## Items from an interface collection
____

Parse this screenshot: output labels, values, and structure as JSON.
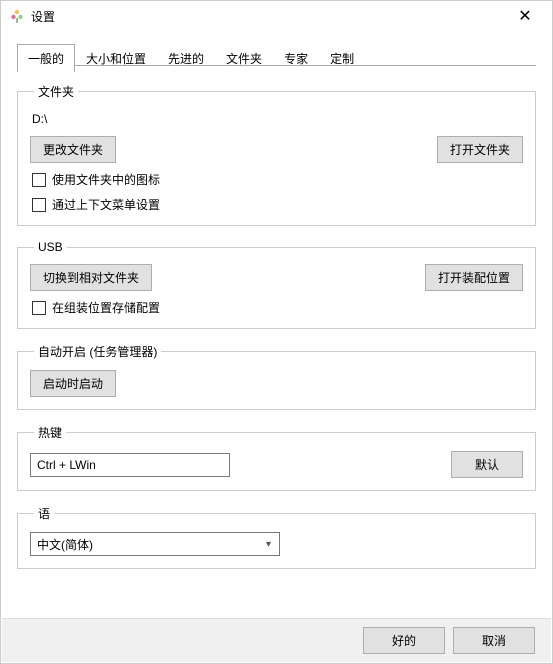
{
  "window": {
    "title": "设置"
  },
  "tabs": {
    "general": "一般的",
    "size_pos": "大小和位置",
    "advanced": "先进的",
    "folders": "文件夹",
    "expert": "专家",
    "custom": "定制"
  },
  "group_folder": {
    "legend": "文件夹",
    "path": "D:\\",
    "btn_change": "更改文件夹",
    "btn_open": "打开文件夹",
    "chk_use_folder_icons": "使用文件夹中的图标",
    "chk_via_context_menu": "通过上下文菜单设置"
  },
  "group_usb": {
    "legend": "USB",
    "btn_switch_relative": "切换到相对文件夹",
    "btn_open_install": "打开装配位置",
    "chk_store_config": "在组装位置存储配置"
  },
  "group_autostart": {
    "legend": "自动开启 (任务管理器)",
    "btn_start_on_boot": "启动时启动"
  },
  "group_hotkey": {
    "legend": "热键",
    "value": "Ctrl + LWin",
    "btn_default": "默认"
  },
  "group_lang": {
    "legend": "语",
    "selected": "中文(简体)"
  },
  "footer": {
    "ok": "好的",
    "cancel": "取消"
  }
}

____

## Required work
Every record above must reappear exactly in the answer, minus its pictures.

## Response area
Parse this screenshot: output labels, values, and structure as JSON.
{
  "window": {
    "title": "设置"
  },
  "tabs": {
    "general": "一般的",
    "size_pos": "大小和位置",
    "advanced": "先进的",
    "folders": "文件夹",
    "expert": "专家",
    "custom": "定制"
  },
  "group_folder": {
    "legend": "文件夹",
    "path": "D:\\",
    "btn_change": "更改文件夹",
    "btn_open": "打开文件夹",
    "chk_use_folder_icons": "使用文件夹中的图标",
    "chk_via_context_menu": "通过上下文菜单设置"
  },
  "group_usb": {
    "legend": "USB",
    "btn_switch_relative": "切换到相对文件夹",
    "btn_open_install": "打开装配位置",
    "chk_store_config": "在组装位置存储配置"
  },
  "group_autostart": {
    "legend": "自动开启 (任务管理器)",
    "btn_start_on_boot": "启动时启动"
  },
  "group_hotkey": {
    "legend": "热键",
    "value": "Ctrl + LWin",
    "btn_default": "默认"
  },
  "group_lang": {
    "legend": "语",
    "selected": "中文(简体)"
  },
  "footer": {
    "ok": "好的",
    "cancel": "取消"
  }
}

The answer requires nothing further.